In the book, you talk about the Algorithmic Bill of Rights. Can you take me through that?
Hosanagar: So the Algorithmic Bill of Rights is essentially what I say are certain rights that consumers can and should expect. A few pillars of those rights are around transparency and control. So with regard to transparency, sometimes we don't even know that an algorithm is making decisions behind the scenes, without letting us know that the decision was automated. We should, as consumers, expect transparency with regard to what data we'll use for those decisions, explanations regarding what are the biggest or most important factors behind the decisions. And when people have concerns about privacy, again, it helps.
And in terms of control, I think it's also this idea that sometimes, the goal of product designers is to automate so much that consumers can be very passive, or users can be very passive when they use technology, they don't have to think much. But I think actually, you should account for a way for a human to play a role, and you should keep a human in the loop. And so control is another pillar of my Bill of Rights.
A simple example of that would be two years back, you know, when the fake news issue was happening on Facebook, people were seeing false news in their news feed, [and] some people realized that, but there was nothing they could do to alert Facebook. Today, two years later, with just two clicks, consumers can alert Facebook and say this content is offensive, or this content is fake, and then human moderators at Facebook can take action. And that's one example of how keeping a human in the loop, having users have some control over how to make decisions for them is helpful.
Do you feel this Bill of Rights should be something that is formalized and tech companies all sign on to a specific document pledging to do certain things, or is it just about general principles that you'd like to see people operate under?

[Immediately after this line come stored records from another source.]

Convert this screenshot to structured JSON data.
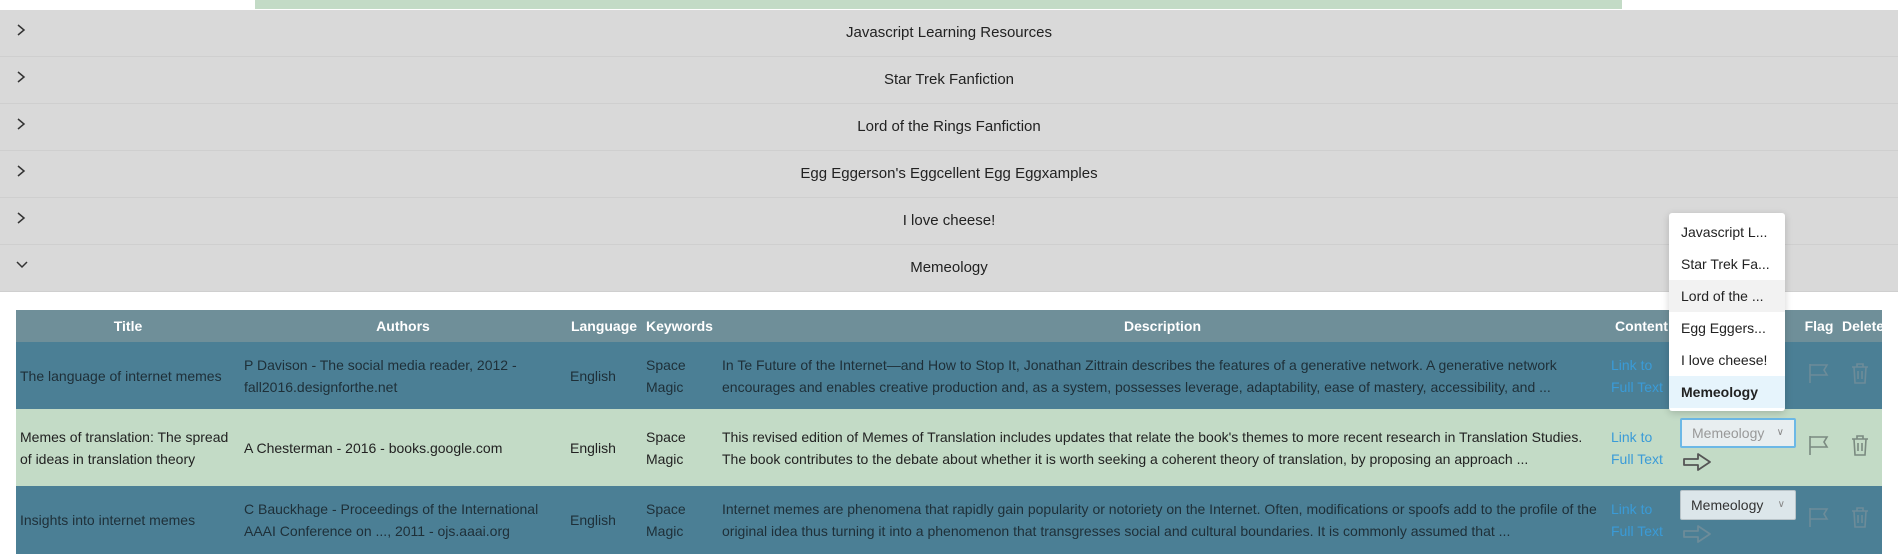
{
  "accordion": {
    "items": [
      {
        "label": "Javascript Learning Resources",
        "expanded": false
      },
      {
        "label": "Star Trek Fanfiction",
        "expanded": false
      },
      {
        "label": "Lord of the Rings Fanfiction",
        "expanded": false
      },
      {
        "label": "Egg Eggerson's Eggcellent Egg Eggxamples",
        "expanded": false
      },
      {
        "label": "I love cheese!",
        "expanded": false
      },
      {
        "label": "Memeology",
        "expanded": true
      }
    ]
  },
  "table": {
    "headers": {
      "title": "Title",
      "authors": "Authors",
      "language": "Language",
      "keywords": "Keywords",
      "description": "Description",
      "content": "Content",
      "flag": "Flag",
      "delete": "Delete"
    },
    "rows": [
      {
        "title": "The language of internet memes",
        "authors": "P Davison - The social media reader, 2012 - fall2016.designforthe.net",
        "language": "English",
        "keywords": "Space Magic",
        "description": "In Te Future of the Internet—and How to Stop It, Jonathan Zittrain describes the features of a generative network. A generative network encourages and enables creative production and, as a system, possesses leverage, adaptability, ease of mastery, accessibility, and ...",
        "content_link": "Link to Full Text",
        "category": "Memeology"
      },
      {
        "title": "Memes of translation: The spread of ideas in translation theory",
        "authors": "A Chesterman - 2016 - books.google.com",
        "language": "English",
        "keywords": "Space Magic",
        "description": "This revised edition of Memes of Translation includes updates that relate the book's themes to more recent research in Translation Studies. The book contributes to the debate about whether it is worth seeking a coherent theory of translation, by proposing an approach ...",
        "content_link": "Link to Full Text",
        "category": "Memeology"
      },
      {
        "title": "Insights into internet memes",
        "authors": "C Bauckhage - Proceedings of the International AAAI Conference on ..., 2011 - ojs.aaai.org",
        "language": "English",
        "keywords": "Space Magic",
        "description": "Internet memes are phenomena that rapidly gain popularity or notoriety on the Internet. Often, modifications or spoofs add to the profile of the original idea thus turning it into a phenomenon that transgresses social and cultural boundaries. It is commonly assumed that ...",
        "content_link": "Link to Full Text",
        "category": "Memeology"
      }
    ]
  },
  "dropdown": {
    "options": [
      "Javascript L...",
      "Star Trek Fa...",
      "Lord of the ...",
      "Egg Eggers...",
      "I love cheese!",
      "Memeology"
    ]
  },
  "colors": {
    "accordion_bg": "#d9d9d9",
    "header_bg": "#6f8f99",
    "row_dark": "#4b7f95",
    "row_light": "#c3dbc6",
    "link": "#3a9bd8"
  }
}
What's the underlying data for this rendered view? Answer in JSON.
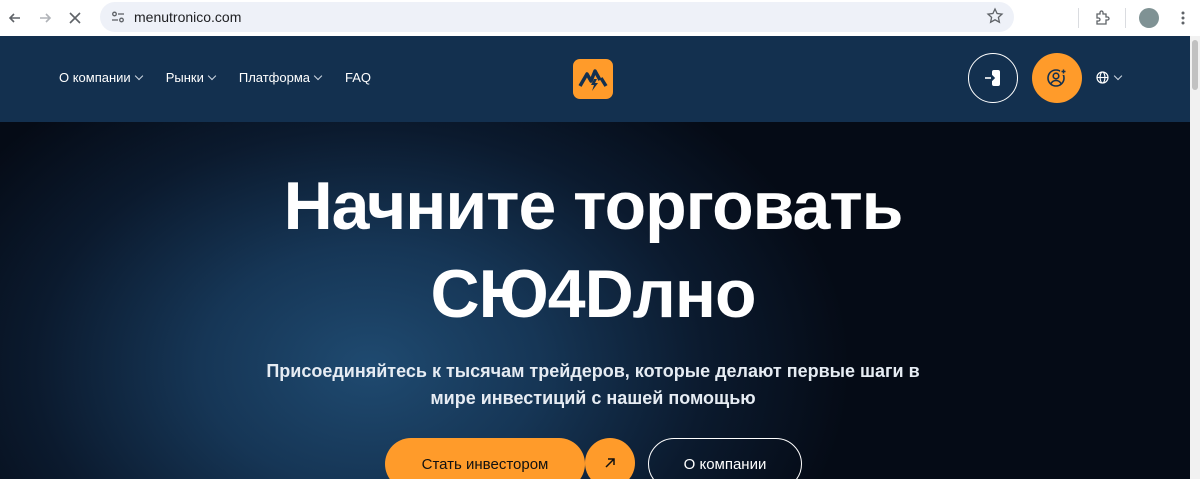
{
  "browser": {
    "url": "menutronico.com",
    "icons": [
      "back-icon",
      "forward-icon",
      "stop-icon",
      "site-info-icon",
      "bookmark-star-icon",
      "extensions-icon",
      "profile-avatar",
      "more-icon"
    ]
  },
  "header": {
    "menu": [
      {
        "label": "О компании",
        "has_dropdown": true
      },
      {
        "label": "Рынки",
        "has_dropdown": true
      },
      {
        "label": "Платформа",
        "has_dropdown": true
      },
      {
        "label": "FAQ",
        "has_dropdown": false
      }
    ],
    "logo_icon": "brand-logo-icon",
    "login_icon": "login-icon",
    "register_icon": "user-add-icon",
    "lang_icon": "globe-icon"
  },
  "hero": {
    "title_line1": "Начните торговать",
    "title_line2": "СЮ4Dлно",
    "subtitle_line1": "Присоединяйтесь к тысячам трейдеров, которые делают первые шаги в",
    "subtitle_line2": "мире инвестиций с нашей помощью",
    "cta_label": "Стать инвестором",
    "about_label": "О компании"
  },
  "colors": {
    "accent": "#ff9b2a",
    "header_bg": "#13304f",
    "hero_bg": "#0b1a2e",
    "text": "#ffffff"
  }
}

Hosanagar: I would like to see it formalized. I would like to see, ideally, the large tech companies kind of adopt something like this and say, "Okay, we're going to follow these approaches, and we'll audit it, and we will release audit reports," as a way to win back consumer trust. An extremely formal, or formalized approach is regulation. And you could even imagine an algorithmic safety board that is actually providing oversight of companies and looking into these kinds of things. That's another way it could be done. One concern with regulation is it's easy for regulation to also go overboard, so we've got to be careful of that. But I think a good start is for companies to kind of step up and say, "Okay, here are some actions we're going to take on our own."
In the course of doing the research for this book, did you come away feeling more optimistic or concerned about the future? In what direction do you see AI going?

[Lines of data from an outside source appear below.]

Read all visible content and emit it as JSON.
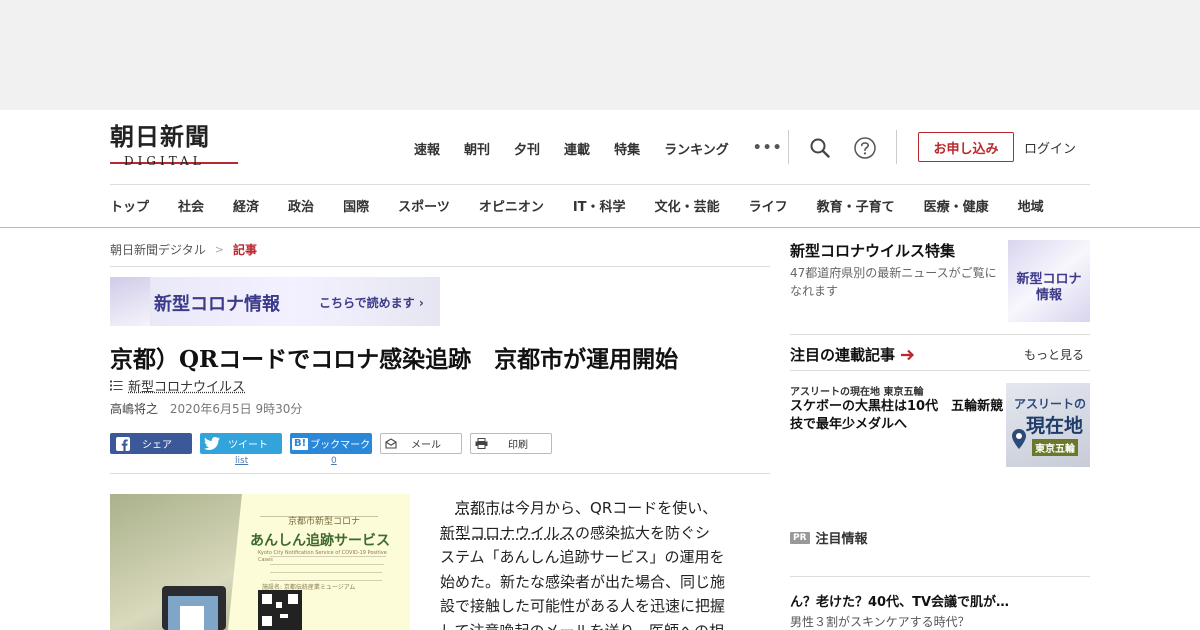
{
  "header": {
    "logo": {
      "main": "朝日新聞",
      "sub": "DIGITAL"
    },
    "top_nav": [
      "速報",
      "朝刊",
      "夕刊",
      "連載",
      "特集",
      "ランキング"
    ],
    "more": "•••",
    "apply_label": "お申し込み",
    "login_label": "ログイン",
    "categories": [
      "トップ",
      "社会",
      "経済",
      "政治",
      "国際",
      "スポーツ",
      "オピニオン",
      "IT・科学",
      "文化・芸能",
      "ライフ",
      "教育・子育て",
      "医療・健康",
      "地域"
    ],
    "accent": "#b9282f"
  },
  "breadcrumb": {
    "home": "朝日新聞デジタル",
    "sep": ">",
    "current": "記事"
  },
  "banner": {
    "title": "新型コロナ情報",
    "sub": "こちらで読めます ›"
  },
  "article": {
    "headline": "京都）QRコードでコロナ感染追跡　京都市が運用開始",
    "tag": "新型コロナウイルス",
    "author": "高嶋将之",
    "date": "2020年6月5日 9時30分",
    "share": {
      "facebook": "シェア",
      "twitter": "ツイート",
      "twitter_count": "list",
      "hatena_mark": "B!",
      "hatena": "ブックマーク",
      "hatena_count": "0",
      "mail": "メール",
      "print": "印刷"
    },
    "photo": {
      "poster_header": "京都市新型コロナ",
      "poster_title": "あんしん追跡サービス",
      "poster_en": "Kyoto City Notification Service of COVID-19 Positive Cases",
      "poster_facility": "施設名: 京都伝統産業ミュージアム"
    },
    "body": {
      "l1_a": "京都市",
      "l1_b": "は今月から、QRコードを使い、",
      "l2_a": "新型コロナウイルス",
      "l2_b": "の感染拡大を防ぐシ",
      "l3": "ステム「あんしん追跡サービス」の運用を",
      "l4": "始めた。新たな感染者が出た場合、同じ施",
      "l5": "設で接触した可能性がある人を迅速に把握",
      "l6": "して注意喚起のメールを送り、医師への相"
    }
  },
  "sidebar": {
    "feature_title": "新型コロナウイルス特集",
    "feature_desc": "47都道府県別の最新ニュースがご覧になれます",
    "feature_thumb": [
      "新型コロナ",
      "情報"
    ],
    "series_heading": "注目の連載記事",
    "more": "もっと見る",
    "series_kicker": "アスリートの現在地 東京五輪",
    "series_title": "スケボーの大黒柱は10代　五輪新競技で最年少メダルへ",
    "series_thumb": [
      "アスリートの",
      "現在地",
      "東京五輪"
    ],
    "pr_badge": "PR",
    "pr_label": "注目情報",
    "ad_title": "ん？老けた？40代、TV会議で肌が…",
    "ad_sub": "男性３割がスキンケアする時代？"
  }
}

Hosanagar: I'm actually optimistic. My overall take is that these problems are very much solvable as long as we recognize them and tackle them head-on. So, like I was saying, there's a lot of fear mongering, and my hope is that I'm saying, "Look, if we all take action, then this is very solvable." I'm also working with companies and trying to encourage them to adopt certain practices like auditing and informing consumers and helping them kind of take more ownership here. So my overall take is optimistic. But it's not a guarantee that we'll solve it.